2017 OWASP Top 10 for PHP Developers Part 6: Security Misconfiguration

Web applications can be susceptible to all sorts of vulnerabilities: a web application can be vulnerable to at least one of the 2017 OWASP Top 10 vulnerabilities, it can have remote or local file inclusion flaws or be vulnerable to other types of weaknesses. A web application can even be compromised by utilizing social engineering – there are all sorts of ways.

With that being said, web applications can also be configured in ways that make them vulnerable. Such a vulnerability is known as security misconfiguration – it occupies the sixth place on the OWASP Top 10 list.

Is security misconfiguration dangerous?

So, is security misconfiguration dangerous?

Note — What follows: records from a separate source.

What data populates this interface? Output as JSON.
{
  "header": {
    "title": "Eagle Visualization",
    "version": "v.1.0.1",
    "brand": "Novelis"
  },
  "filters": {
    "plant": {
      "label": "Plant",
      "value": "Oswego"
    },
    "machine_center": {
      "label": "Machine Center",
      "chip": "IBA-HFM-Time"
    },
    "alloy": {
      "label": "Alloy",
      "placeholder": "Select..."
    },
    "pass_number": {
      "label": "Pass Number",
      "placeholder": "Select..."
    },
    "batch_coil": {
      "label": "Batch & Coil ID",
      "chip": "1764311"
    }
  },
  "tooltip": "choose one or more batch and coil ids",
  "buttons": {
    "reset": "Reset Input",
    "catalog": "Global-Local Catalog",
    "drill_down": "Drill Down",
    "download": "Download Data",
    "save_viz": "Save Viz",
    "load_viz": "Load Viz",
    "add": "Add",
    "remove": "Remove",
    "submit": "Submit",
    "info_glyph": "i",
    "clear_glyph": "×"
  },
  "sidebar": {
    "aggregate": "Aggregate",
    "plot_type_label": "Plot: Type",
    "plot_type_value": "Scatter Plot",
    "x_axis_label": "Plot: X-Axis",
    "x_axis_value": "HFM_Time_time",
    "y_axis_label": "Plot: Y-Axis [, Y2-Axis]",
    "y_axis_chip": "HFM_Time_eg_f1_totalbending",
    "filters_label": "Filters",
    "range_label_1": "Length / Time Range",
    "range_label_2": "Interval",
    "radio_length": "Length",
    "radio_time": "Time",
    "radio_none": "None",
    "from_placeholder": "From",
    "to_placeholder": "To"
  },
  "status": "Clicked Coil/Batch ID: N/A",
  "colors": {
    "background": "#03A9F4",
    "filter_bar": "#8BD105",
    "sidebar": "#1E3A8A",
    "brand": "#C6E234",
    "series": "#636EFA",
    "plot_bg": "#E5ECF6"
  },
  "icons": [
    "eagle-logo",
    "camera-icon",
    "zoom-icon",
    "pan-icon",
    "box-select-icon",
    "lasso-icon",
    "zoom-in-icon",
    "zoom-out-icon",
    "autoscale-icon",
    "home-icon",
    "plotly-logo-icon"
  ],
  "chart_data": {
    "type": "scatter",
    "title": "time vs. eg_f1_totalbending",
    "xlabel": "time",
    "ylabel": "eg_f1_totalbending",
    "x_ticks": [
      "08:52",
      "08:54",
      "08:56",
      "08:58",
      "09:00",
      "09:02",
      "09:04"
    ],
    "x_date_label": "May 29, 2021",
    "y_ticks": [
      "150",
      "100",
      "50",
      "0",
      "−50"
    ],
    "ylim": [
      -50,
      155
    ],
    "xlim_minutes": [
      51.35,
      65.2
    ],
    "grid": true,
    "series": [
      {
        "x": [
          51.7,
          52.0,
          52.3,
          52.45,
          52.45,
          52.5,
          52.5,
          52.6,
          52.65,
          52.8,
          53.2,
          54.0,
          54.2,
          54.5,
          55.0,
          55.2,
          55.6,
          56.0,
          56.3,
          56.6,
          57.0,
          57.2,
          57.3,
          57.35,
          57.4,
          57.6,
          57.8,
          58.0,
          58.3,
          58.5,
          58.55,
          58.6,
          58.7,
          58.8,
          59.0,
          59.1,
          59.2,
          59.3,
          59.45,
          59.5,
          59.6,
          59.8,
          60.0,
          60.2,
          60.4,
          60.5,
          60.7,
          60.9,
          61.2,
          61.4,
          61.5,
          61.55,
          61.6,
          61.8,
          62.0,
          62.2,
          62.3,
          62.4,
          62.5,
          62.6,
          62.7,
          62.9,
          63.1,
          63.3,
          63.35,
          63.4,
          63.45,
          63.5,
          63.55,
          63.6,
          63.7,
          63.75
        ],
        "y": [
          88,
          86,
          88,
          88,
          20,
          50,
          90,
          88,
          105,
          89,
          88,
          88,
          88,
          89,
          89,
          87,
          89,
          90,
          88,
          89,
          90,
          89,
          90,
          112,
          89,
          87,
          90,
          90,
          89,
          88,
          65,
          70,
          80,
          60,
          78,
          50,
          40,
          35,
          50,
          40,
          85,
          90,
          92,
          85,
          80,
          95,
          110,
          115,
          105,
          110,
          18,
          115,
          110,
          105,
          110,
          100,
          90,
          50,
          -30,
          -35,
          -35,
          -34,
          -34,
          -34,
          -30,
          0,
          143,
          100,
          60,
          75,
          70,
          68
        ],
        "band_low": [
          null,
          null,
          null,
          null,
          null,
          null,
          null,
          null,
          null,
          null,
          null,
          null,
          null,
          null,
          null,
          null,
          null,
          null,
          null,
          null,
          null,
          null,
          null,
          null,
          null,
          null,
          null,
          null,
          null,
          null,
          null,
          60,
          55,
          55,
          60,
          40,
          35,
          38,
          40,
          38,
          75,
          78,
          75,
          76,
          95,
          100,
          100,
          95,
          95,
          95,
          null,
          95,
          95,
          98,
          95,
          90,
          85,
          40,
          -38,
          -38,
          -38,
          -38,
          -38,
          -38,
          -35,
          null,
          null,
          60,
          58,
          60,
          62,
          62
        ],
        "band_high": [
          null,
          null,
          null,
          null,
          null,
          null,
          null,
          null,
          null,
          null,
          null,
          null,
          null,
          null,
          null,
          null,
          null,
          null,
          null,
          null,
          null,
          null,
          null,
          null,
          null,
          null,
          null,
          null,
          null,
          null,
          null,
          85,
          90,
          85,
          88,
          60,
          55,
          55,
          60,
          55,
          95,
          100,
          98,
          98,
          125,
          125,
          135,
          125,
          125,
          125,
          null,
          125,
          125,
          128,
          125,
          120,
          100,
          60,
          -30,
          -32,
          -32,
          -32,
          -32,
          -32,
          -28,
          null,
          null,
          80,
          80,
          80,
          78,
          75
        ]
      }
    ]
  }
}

Lets see what OWASP thinks:

Threat Agents / Attack Vectors Security Weakness Impacts
App Specific Exploitability: 3
Prevalence: 3
Detectability: 3
Technical: 2
Business: ?
Attackers will often attempt to exploit unpatched flaws or access default accounts, unused pages, unprotected files and directories, etc to gain unauthorized access or knowledge of the system. Security misconfiguration can happen at any level of an application stack, including the network services, platform, web server, application server, database, frameworks, custom code, and pre-installed virtual machines, containers, or storage. Automated scanners are useful for detecting misconfigurations, use of default accounts or configurations, unnecessary services, legacy options, etc. Such flaws frequently give attackers unauthorized access to some system data or functionality. Occasionally, such flaws result in a complete system compromise.
The business impact depends on the protection needs of the application and data.

We can see that OWASP describes security misconfiguration very broadly, so in order to better understand the importance of such a flaw, I will talk about each of the three points covering separate important issues.

The attack vectors

Now that I covered what security misconfiguration is, the next thing that we should probably do is understand how the occurrence of such a vulnerability might look like in a web application.

A web application might be vulnerable to security misconfiguration if:

  • Default usernames and / or passwords are used in order to administer a web application
  • Setup (installation) pages are not removed when a particular framework or a content management system is installed
  • A web application has directory listing enabled
  • Error messages are not customized before being shown

The anatomy of security misconfiguration

In order to better understand the risk of security misconfiguration, I will show how such a vulnerability might be exploited in a web application. Imagine you have a vulnerable web application, the website has a link to its administration control panel in the header easily observable by everyone, and you click it. You might see an authentication page that asks you to log in in order to access the administration control panel, however, you might also see this:

This web server has directory listing enabled – enabling directory listing might allow an attacker to access files that could have sensitive information, such as database login credentials, stored in them. In this case, the attacker could also access a file which might hold information about the users of the service.

In order to disable directory listing, create a .htaccess file with the following:

Options -Indexes

Problem solved.

Securing a web application upon installation

When a framework or a content management system is installed, it is best to remove the installation directory entirely. Not doing so might leave your website susceptible to security flaws. For example, in 2013, vBulletin announced that an exploit vector has been found in the vBulletin 4.1+ and vBulletin 5+ installation directories and advised their customers to remove the directories in question – should their customers have deleted the installation directories straight after installing the system, such a risk would not have been an issue.

Another thing worth mentioning is that you should change all (if any) default credentials that might be set upon installing a system – should you fail to do so, a potential attacker could gain unauthorized access to your web application. People might assume that the default combinations of credentials are simply not known to malicious parties which is not always the case – attackers know such things and are taking advantage of it.

Customize your error messages

Want to see a really bad error message? Here you go:

The above error message is terrible from a security point of view. But why? What an attacker might be able to do with that information? Well, take a guess.

A nefarious party might not get much use knowing the source of the file, but what he can do is utilize an SQL injection attack because the error is telling him that the web application might be vulnerable to such a flaw. And that’s all it takes. Just by looking at such an error, the attacker got enough information to compromise a system.

So, how can developers combat such issues? It’s actually pretty simple – as a rule of thumb, error pages should never display unnecessary information. The same error page can look like this:

From a security point of view, having such an error page on display is a good thing because a potential attacker could not gain insight into any potentially sensitive information that he (or she) might be interested in.


It is hard to exactly define what security misconfiguration is – such a vulnerability might involve a range of different issues, but generally, those issues can be tackled by applying basic security measures such as changing default passwords when a framework or a content system is used, disabling directory listing, removing install pages when a particular system is installed, not displaying unnecessary information and using the principle of least privilege when dealing with databases – such a flaw can be mitigated fairly easily.